At the coffee counter in front a dormant gold espresso machine, enthusiastic staff members in Central Perk aprons handed out free cups of Eight O’Clock Coffee. If I am not so well-versed in Friends, I have even less experience with the 155-year-old grocery store coffee brand. I approached the counter and asked, “Can I have a coffee that tastes like Rachel, in a not-creepy way? Something daffy and annoyingly relatable?” A kind woman handed me a cup of the Central Perk Roast promotional coffee. As I waited for it to cool, I went to the merchandise counter and purchased a pound of it for $7 (rising price of coffee, my ass). The coffee was pre-ground and my request for whole beans was met with a smile and a shrug.
Having walked a few feet in any direction, I’d gotten just about all I could out of the Central Perk experience, and I exited the SoHo shop to walk to work in the East Village. Once I had determined that the black cup of coffee wouldn’t burn my tongue, I tipped back that medium cup of ingenue-esque drip and braced myself for the worst. Then came the surprise. The coffee wasn’t bad. It wasn’t good either, but this coffee had none of the char and cigarette ash that I was expecting. That citrus note that the chalkboard claimed was in the coffee was there, even if it was faint.
I rushed to work with my discovery. My co-workers agreed that we should make a cup using a Kalita Wave. When the final drops settled into the carafe, my colleagues quickly came to the same conclusion I had: not good but definitely not bad. “There’s a natural in there,” one said. “Definitely a natural,” the other agreed. I marveled at this pleasantly mediocre coffee before me. I asked for a Rachel and I actually got a solid Aniston: bland, but slightly promising. I had to know what was going on here.
Luckily, Eight O’Clock Coffee was kind enough to provide contact information on the bag so I could gain some clarity. I called the 800 number and waited patiently for about ten minutes for a representative to answer. When I heard a kind voice acknowledge me, this conversation occurred:
Rep: What coffees? What do you mean?
Me: Well, it’s a blend of coffees and I’m wondering which coffees are in the blend.

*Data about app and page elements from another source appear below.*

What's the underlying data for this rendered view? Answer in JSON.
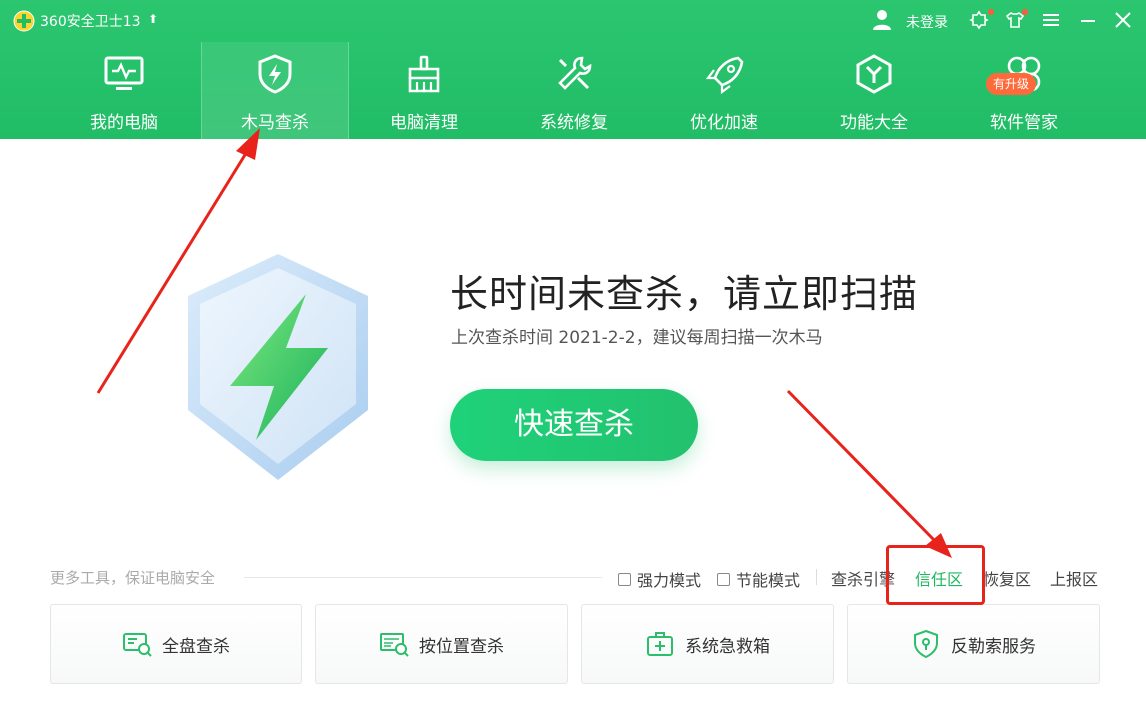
{
  "app": {
    "title": "360安全卫士13",
    "login_text": "未登录"
  },
  "nav": {
    "items": [
      {
        "label": "我的电脑",
        "icon": "monitor-icon"
      },
      {
        "label": "木马查杀",
        "icon": "shield-icon",
        "active": true
      },
      {
        "label": "电脑清理",
        "icon": "broom-icon"
      },
      {
        "label": "系统修复",
        "icon": "wrench-icon"
      },
      {
        "label": "优化加速",
        "icon": "rocket-icon"
      },
      {
        "label": "功能大全",
        "icon": "hexagon-icon"
      },
      {
        "label": "软件管家",
        "icon": "clover-icon"
      }
    ],
    "upgrade_badge": "有升级"
  },
  "main": {
    "headline": "长时间未查杀，请立即扫描",
    "subline": "上次查杀时间 2021-2-2，建议每周扫描一次木马",
    "scan_button": "快速查杀"
  },
  "tools": {
    "caption": "更多工具，保证电脑安全",
    "options": [
      {
        "label": "强力模式",
        "checked": false
      },
      {
        "label": "节能模式",
        "checked": false
      }
    ],
    "links": [
      "查杀引擎",
      "信任区",
      "恢复区",
      "上报区"
    ],
    "cards": [
      {
        "label": "全盘查杀",
        "icon": "disk-scan-icon"
      },
      {
        "label": "按位置查杀",
        "icon": "location-scan-icon"
      },
      {
        "label": "系统急救箱",
        "icon": "first-aid-kit-icon"
      },
      {
        "label": "反勒索服务",
        "icon": "lock-shield-icon"
      }
    ]
  },
  "colors": {
    "brand_green": "#21bd66",
    "highlight_red": "#e8231c",
    "link_green": "#1fb85e",
    "badge_orange": "#ff6a3c"
  }
}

Rep: It’s the arabica beans.
Me: Yes, but do you know which arabica beans or do you know someone who would know?
Rep: I’m not sure I understand.
Me: There are coffees from different countries in here.
Rep: I don’t have that information on hand. Our blend has coffees from thirty different countries.
Me: (pause) Any way to find out which thirty countries?
Rep: Let me see if I can track down some information for you.
Serious suspense marked the five minutes I was hold after this cryptic dialogue. Were there really coffees from thirty different origins in this blend? I started trying to think of thirty possible countries. Brazil, of course, Guatemala, Ethiopia, Kenya. Was Chad a growing region? She took me off hold.
Me: First name: Eric. Last name: Grimm.
Rep: Thanks, Eric. The information that I have is that these are the arabica beans and it’s the medium roast coffee and it’s a limited time promotion. Can I help you with something else?
As helpful as she was, she couldn’t help me with something else. She had instead contributed to a mystery that I’m certain will haunt me for years to come. My journey to a cheesy promotional pop-up for a popular sitcom had turned into a fruitless quest for the story of what went into a promotional tie-in. All I wanted was a crappy cup of coffee. Instead I’m left wondering.
If Jennifer Aniston were a coffee blend, what would her components be?
Eric J. Grimm is Sprudge.com’s pop culture writer, based in New York City. He is pictured throughout this feature in a series of selfies. Read more Eric J. Grimm on Sprudge.